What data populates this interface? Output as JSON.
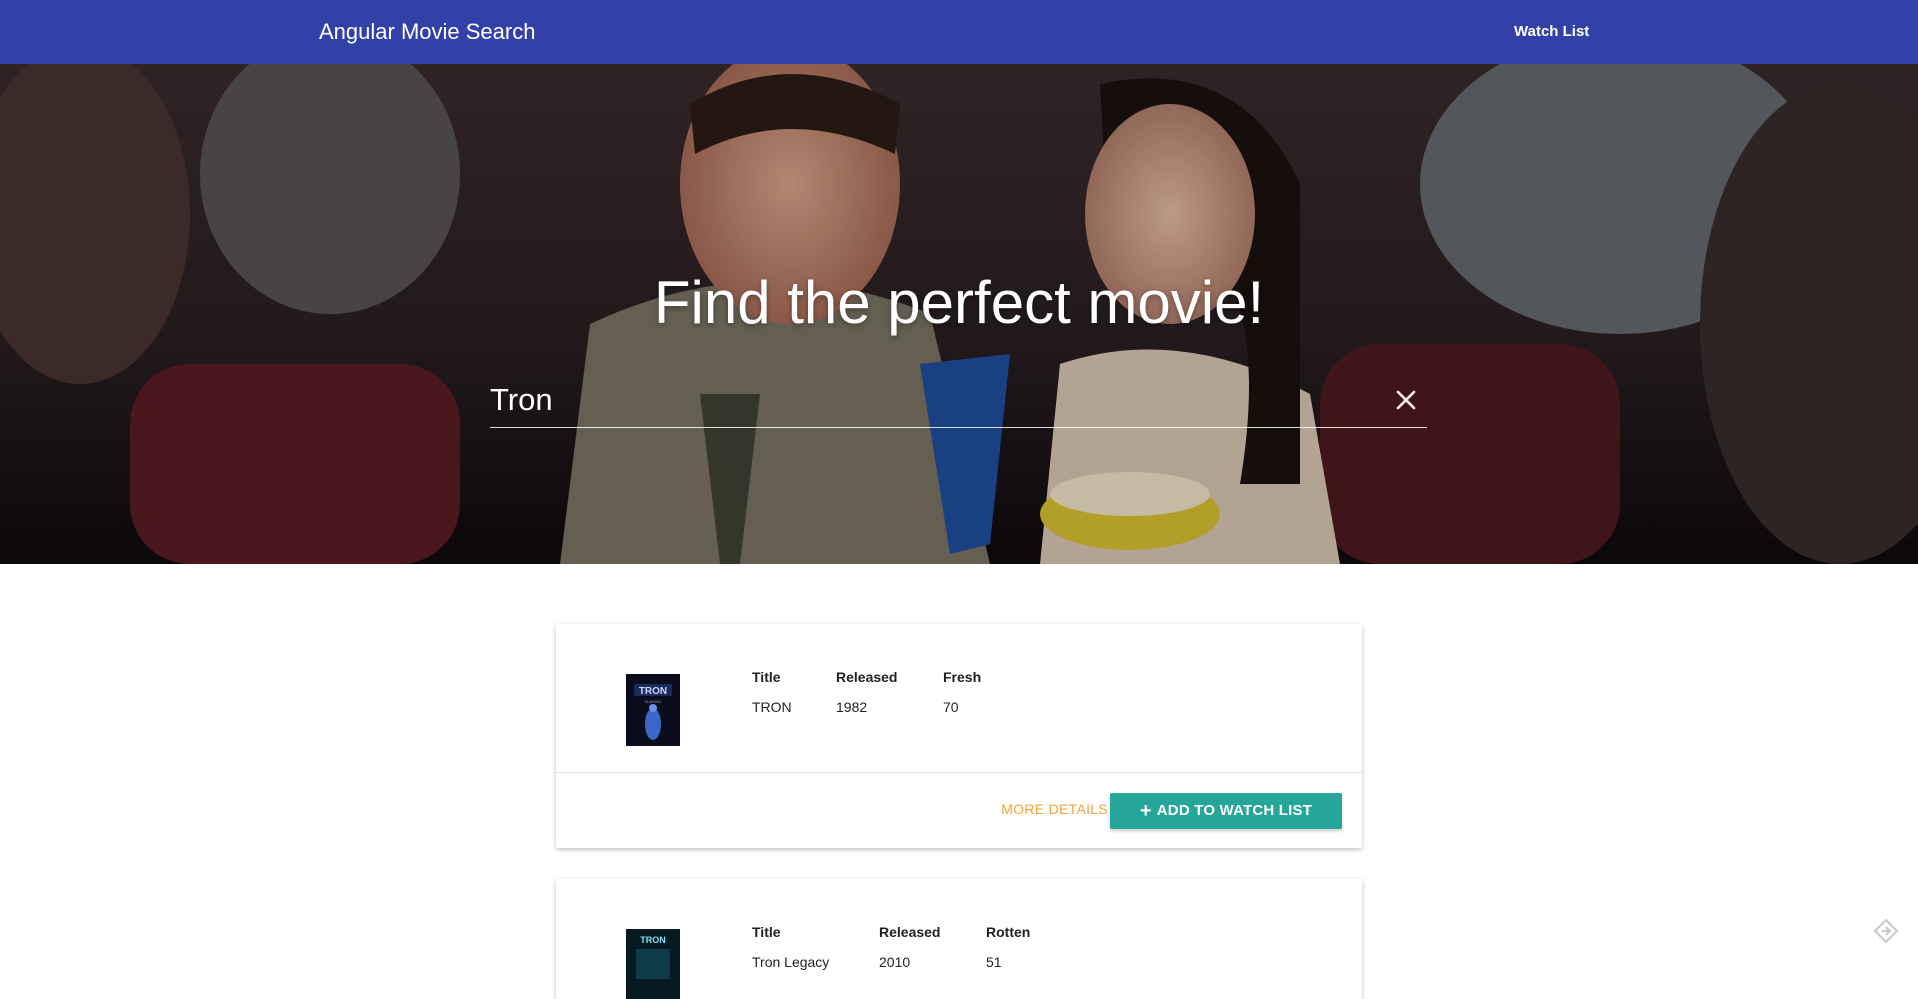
{
  "navbar": {
    "brand": "Angular Movie Search",
    "watch_list_link": "Watch List"
  },
  "hero": {
    "title": "Find the perfect movie!",
    "search": {
      "value": "Tron",
      "placeholder": ""
    },
    "clear_icon": "close-icon"
  },
  "results": [
    {
      "poster_alt": "TRON poster",
      "title_label": "Title",
      "title": "TRON",
      "released_label": "Released",
      "released": "1982",
      "score_label": "Fresh",
      "score": "70",
      "more_details": "MORE DETAILS",
      "add_to_watch_list": "ADD TO WATCH LIST"
    },
    {
      "poster_alt": "Tron Legacy poster",
      "title_label": "Title",
      "title": "Tron Legacy",
      "released_label": "Released",
      "released": "2010",
      "score_label": "Rotten",
      "score": "51"
    }
  ],
  "colors": {
    "navbar": "#3241a8",
    "accent_teal": "#26a69a",
    "accent_orange": "#f2a33a"
  }
}
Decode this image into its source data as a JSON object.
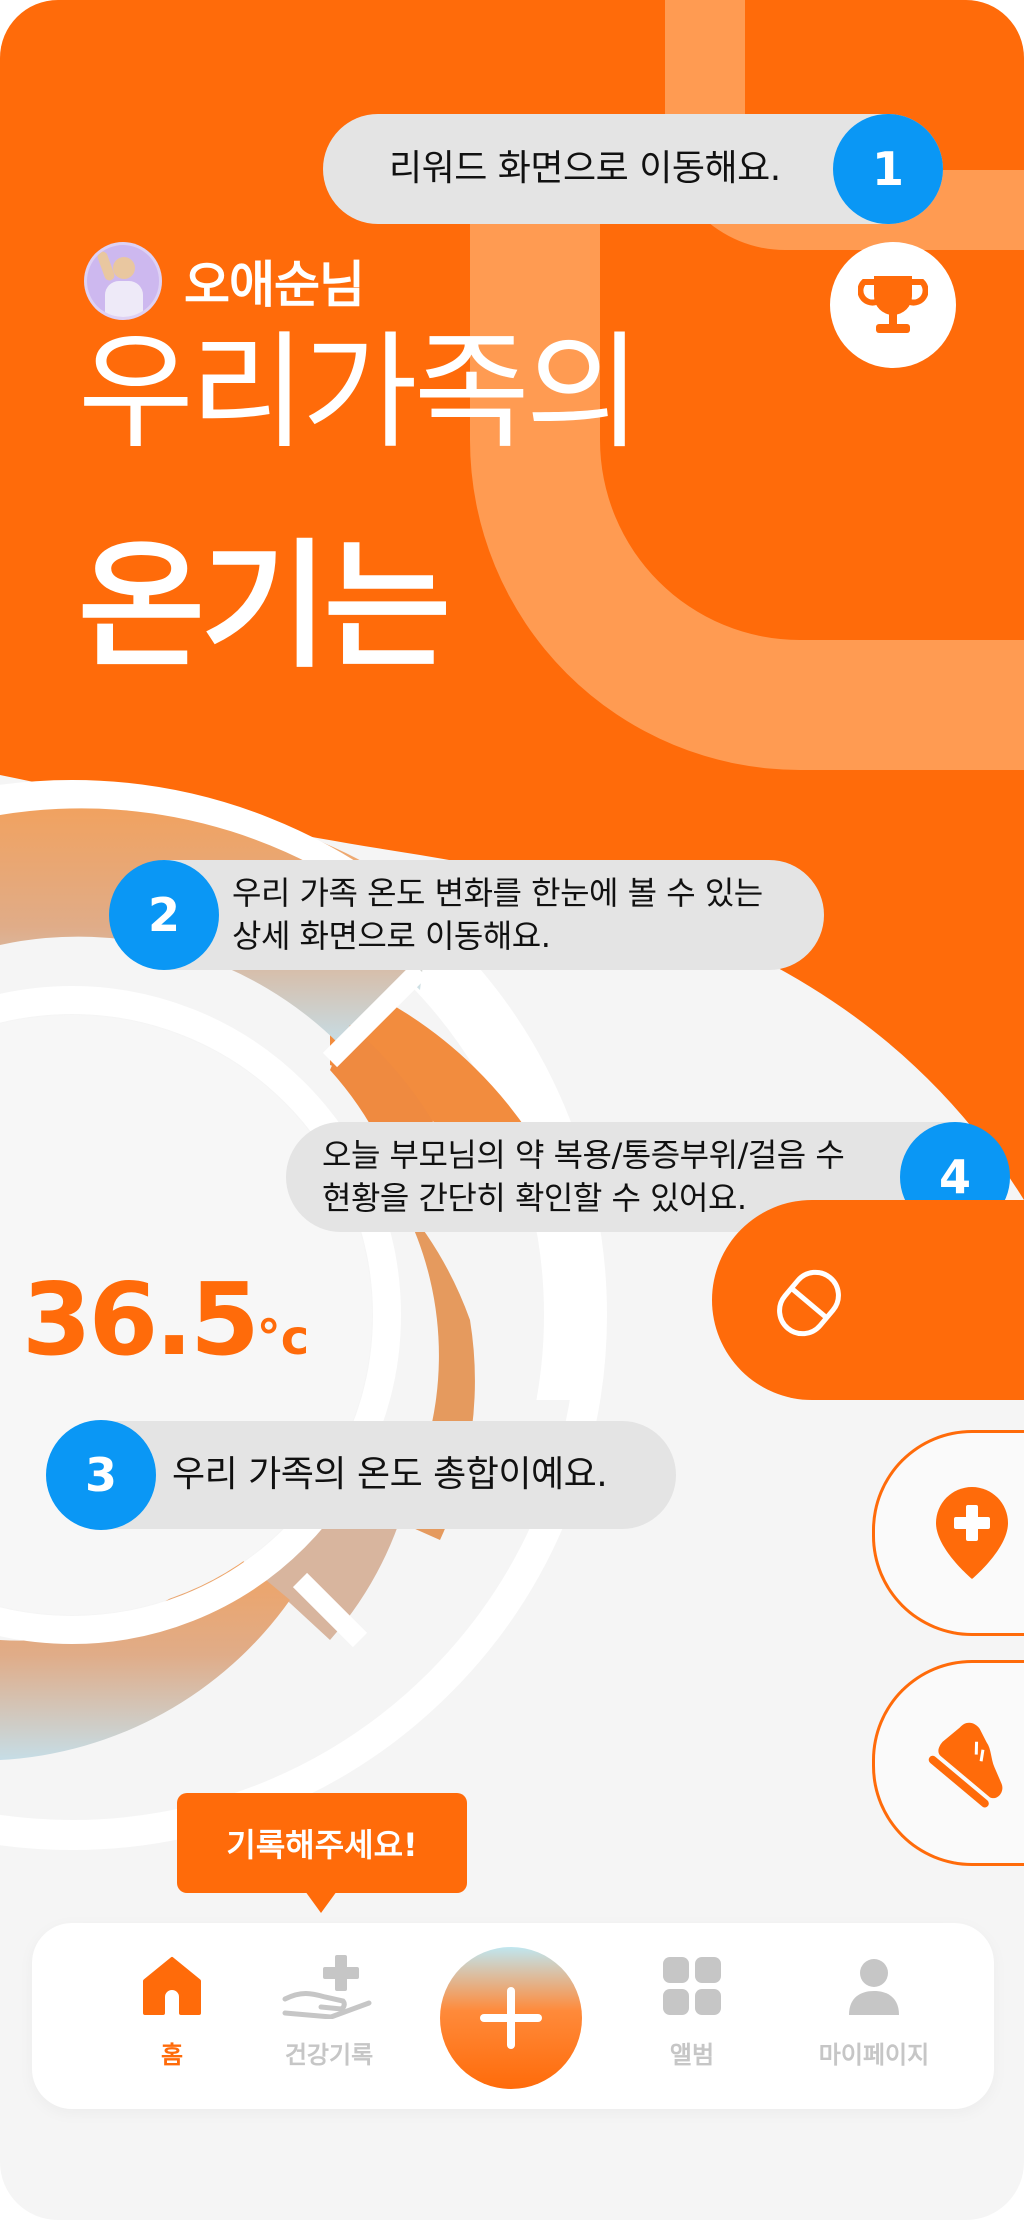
{
  "user": {
    "name": "오애순님"
  },
  "headline": {
    "line1": "우리가족의",
    "line2": "온기는"
  },
  "temperature": {
    "value": "36.5",
    "unit": "°c"
  },
  "tips": [
    {
      "number": "1",
      "text": "리워드 화면으로 이동해요."
    },
    {
      "number": "2",
      "line1": "우리 가족 온도 변화를 한눈에 볼 수 있는",
      "line2": "상세 화면으로 이동해요."
    },
    {
      "number": "3",
      "text": "우리 가족의 온도 총합이예요."
    },
    {
      "number": "4",
      "line1": "오늘 부모님의 약 복용/통증부위/걸음 수",
      "line2": "현황을 간단히 확인할 수 있어요."
    }
  ],
  "record_prompt": "기록해주세요!",
  "nav": {
    "home": "홈",
    "health": "건강기록",
    "album": "앨범",
    "mypage": "마이페이지"
  },
  "icons": {
    "reward": "trophy-icon",
    "medicine": "pill-icon",
    "pain": "pain-location-icon",
    "steps": "shoe-icon",
    "add": "plus-icon"
  },
  "colors": {
    "accent": "#ff6b0a",
    "tip_badge": "#0a97f5",
    "tip_bg": "#e4e4e4",
    "inactive": "#c6c6c6"
  }
}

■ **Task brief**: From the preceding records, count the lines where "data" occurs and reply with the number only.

■ **Exercise solution**: 2